> the point is..if you CAN establish conclusively that there is
> no place where one could have been..then further debate on the
> subject would be closed.
> these logistics question are of far more import than ,the
> mundane in comparisson question of the method for elevating
> Ie the identity of the builders of both the Gizamids and the
> Sphinx...and When each was built.
> and the more important Why build pyramids at all.
It has never been shown that it could be possible to build the great pyramids with ramps. There is at least one refutatrion of the possibility of building them with ramps and you'll love this; by a qualified engineer. (and no I can't cite it). There's no evidence that ramps were actually used to raise stones on the pyramids and no evidence in the culture that ramps were used.
Ramp proponents simply believe ramps were used and showing where they didn't exist in space will have has much effect as showing they never existed.
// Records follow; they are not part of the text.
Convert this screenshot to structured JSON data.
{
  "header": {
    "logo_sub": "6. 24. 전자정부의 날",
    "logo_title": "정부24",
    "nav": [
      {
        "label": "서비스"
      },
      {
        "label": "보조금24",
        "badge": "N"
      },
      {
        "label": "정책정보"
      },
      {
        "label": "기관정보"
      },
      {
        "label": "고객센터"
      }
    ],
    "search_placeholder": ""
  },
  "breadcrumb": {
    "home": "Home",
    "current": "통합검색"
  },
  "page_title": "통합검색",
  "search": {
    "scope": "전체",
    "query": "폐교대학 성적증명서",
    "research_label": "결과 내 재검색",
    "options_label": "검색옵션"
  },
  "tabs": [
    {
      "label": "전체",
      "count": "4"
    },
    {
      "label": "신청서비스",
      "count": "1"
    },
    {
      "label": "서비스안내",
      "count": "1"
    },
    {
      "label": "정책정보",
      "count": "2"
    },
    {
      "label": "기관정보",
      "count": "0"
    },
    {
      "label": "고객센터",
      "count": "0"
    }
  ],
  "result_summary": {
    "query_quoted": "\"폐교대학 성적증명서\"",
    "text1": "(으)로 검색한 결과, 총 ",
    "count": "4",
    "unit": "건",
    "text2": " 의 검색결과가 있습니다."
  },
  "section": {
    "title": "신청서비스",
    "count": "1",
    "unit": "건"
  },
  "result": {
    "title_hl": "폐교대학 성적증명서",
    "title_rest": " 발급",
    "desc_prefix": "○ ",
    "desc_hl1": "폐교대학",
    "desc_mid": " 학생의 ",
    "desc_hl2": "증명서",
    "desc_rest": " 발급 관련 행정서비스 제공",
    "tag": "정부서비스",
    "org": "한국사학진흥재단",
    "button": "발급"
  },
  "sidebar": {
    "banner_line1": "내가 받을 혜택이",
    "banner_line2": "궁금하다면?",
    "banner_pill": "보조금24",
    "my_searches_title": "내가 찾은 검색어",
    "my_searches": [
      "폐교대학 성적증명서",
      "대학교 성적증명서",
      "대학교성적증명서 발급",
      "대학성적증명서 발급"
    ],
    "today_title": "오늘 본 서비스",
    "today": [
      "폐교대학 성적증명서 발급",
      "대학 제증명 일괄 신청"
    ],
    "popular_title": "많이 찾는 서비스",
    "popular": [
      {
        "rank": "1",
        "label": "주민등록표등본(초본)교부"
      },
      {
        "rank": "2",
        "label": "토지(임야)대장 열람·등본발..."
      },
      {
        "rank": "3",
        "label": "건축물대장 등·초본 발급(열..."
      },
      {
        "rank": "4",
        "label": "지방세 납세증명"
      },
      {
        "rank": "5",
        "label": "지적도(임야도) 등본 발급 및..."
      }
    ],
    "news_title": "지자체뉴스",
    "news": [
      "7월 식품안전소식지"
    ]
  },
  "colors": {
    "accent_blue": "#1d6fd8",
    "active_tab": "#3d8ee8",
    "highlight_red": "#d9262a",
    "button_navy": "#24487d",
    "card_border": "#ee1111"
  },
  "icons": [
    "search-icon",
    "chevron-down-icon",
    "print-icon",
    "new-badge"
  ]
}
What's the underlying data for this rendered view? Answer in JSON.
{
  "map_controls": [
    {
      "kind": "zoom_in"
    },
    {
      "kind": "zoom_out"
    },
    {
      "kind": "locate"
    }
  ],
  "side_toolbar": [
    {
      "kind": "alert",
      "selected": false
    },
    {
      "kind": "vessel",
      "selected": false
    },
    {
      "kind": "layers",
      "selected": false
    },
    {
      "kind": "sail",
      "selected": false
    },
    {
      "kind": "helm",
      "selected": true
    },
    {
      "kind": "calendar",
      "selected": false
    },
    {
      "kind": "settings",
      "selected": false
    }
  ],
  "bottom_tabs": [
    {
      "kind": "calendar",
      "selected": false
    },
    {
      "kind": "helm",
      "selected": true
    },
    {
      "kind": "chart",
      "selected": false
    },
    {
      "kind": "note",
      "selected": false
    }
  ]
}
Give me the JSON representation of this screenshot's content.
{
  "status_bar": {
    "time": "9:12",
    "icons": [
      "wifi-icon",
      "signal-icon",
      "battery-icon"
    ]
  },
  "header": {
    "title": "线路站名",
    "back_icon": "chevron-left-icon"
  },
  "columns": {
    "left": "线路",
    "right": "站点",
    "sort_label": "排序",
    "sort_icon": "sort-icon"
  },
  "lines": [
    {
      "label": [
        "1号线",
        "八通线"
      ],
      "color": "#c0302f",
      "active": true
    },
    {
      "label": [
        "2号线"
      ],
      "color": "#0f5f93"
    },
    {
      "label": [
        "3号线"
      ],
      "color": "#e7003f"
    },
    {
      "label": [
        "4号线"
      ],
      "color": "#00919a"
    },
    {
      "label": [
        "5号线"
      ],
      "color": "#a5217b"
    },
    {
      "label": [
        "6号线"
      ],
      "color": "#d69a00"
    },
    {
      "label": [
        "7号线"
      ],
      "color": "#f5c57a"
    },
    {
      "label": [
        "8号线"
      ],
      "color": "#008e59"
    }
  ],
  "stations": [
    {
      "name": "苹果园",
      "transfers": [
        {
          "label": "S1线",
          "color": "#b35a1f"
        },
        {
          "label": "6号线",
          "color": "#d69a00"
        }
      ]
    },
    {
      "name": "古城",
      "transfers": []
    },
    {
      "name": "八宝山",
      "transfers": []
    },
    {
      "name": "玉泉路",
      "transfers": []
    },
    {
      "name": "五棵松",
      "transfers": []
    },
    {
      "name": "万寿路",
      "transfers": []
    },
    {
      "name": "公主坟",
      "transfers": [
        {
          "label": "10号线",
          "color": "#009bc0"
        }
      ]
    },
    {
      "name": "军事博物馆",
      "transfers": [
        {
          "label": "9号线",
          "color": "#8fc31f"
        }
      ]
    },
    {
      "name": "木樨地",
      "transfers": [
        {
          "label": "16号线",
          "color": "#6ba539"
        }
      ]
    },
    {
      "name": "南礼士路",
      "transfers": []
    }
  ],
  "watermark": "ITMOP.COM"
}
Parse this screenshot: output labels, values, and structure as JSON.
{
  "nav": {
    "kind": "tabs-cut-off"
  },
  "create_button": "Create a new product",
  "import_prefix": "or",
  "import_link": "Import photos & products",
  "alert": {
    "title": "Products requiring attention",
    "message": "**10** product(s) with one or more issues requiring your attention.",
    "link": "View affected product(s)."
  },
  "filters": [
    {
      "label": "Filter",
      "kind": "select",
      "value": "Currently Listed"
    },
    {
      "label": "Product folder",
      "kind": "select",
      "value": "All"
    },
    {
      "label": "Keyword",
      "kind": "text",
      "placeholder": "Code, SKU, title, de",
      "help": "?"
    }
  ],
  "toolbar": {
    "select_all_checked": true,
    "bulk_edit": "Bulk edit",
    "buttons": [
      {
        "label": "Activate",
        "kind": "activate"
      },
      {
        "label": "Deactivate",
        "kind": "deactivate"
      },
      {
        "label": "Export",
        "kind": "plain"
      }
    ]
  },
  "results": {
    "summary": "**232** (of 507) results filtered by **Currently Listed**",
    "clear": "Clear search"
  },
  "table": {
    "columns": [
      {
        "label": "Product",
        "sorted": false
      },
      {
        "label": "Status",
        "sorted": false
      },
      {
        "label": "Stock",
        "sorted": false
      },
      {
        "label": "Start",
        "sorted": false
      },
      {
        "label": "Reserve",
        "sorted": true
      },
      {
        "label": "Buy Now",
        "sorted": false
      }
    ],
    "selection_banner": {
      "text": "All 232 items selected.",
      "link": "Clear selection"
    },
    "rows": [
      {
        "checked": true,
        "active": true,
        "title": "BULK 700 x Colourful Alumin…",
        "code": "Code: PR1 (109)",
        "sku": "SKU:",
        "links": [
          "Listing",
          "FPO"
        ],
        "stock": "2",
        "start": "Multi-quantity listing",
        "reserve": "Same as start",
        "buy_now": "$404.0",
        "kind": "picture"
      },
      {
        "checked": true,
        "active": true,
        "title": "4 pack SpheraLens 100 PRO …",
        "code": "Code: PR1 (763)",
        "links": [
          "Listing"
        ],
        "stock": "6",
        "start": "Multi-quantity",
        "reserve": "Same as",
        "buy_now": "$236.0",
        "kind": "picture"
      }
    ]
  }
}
If there had been a ramp it really could have been anywhere at all other than right over the quarry. Indeed, they could have even put it over the quarry since most of the stone was used early before the ramp was very long.
The place to look for a quarry in the real world would be at the end of the ramp but this doesn't fit the evidence just as ramps don't fit the evidence. All the assumption in the world won't change the facts. And all the believing won't either.
This might sound harsh as I am prone to do on this subject but this is simply because ramps were assumed and 150 years of contrary evidence is simply being brushed aside as coincidental or irrelevent. Nothing shakes the orthodox belief in ramps.
I'm still wondering if there was actually a statue of the "overseer of the boats of Neith" in the workmen's cemetary. I'd wager if they dug up a spaceship with nw-boat stenciled by the door and a dead pilot with the name of Seker that orthodoxy would remain unshaken.
This isn't to say that the question isn't legitimate to someone who wants to figure out how the pyramids were built. I've merely been addressing the individual points as they arise. The author has a valid point that there would be advantages to having ramps to the west ((SW, anyway) but that doesn't change any of the facts. Yes. Looking toward the SW and W for ramps might be a good idea but there are so many basic experiments and tests that need to be done that are far higher priority and far more likely to yield results that aren't being done either.
Logistics are entirely and utterly meaningless until you know how they were built. It's like supplying an army in Greenland by shipping supplies to Antartica. Frankly I suspect this might apply on a far broader scale than you think. Glossing over essential questions with answers like "they must have used ramps" is risky business. Does this sound reasonable to you or are you so married to orthodoxy that it's just insane rampblings of a heretic.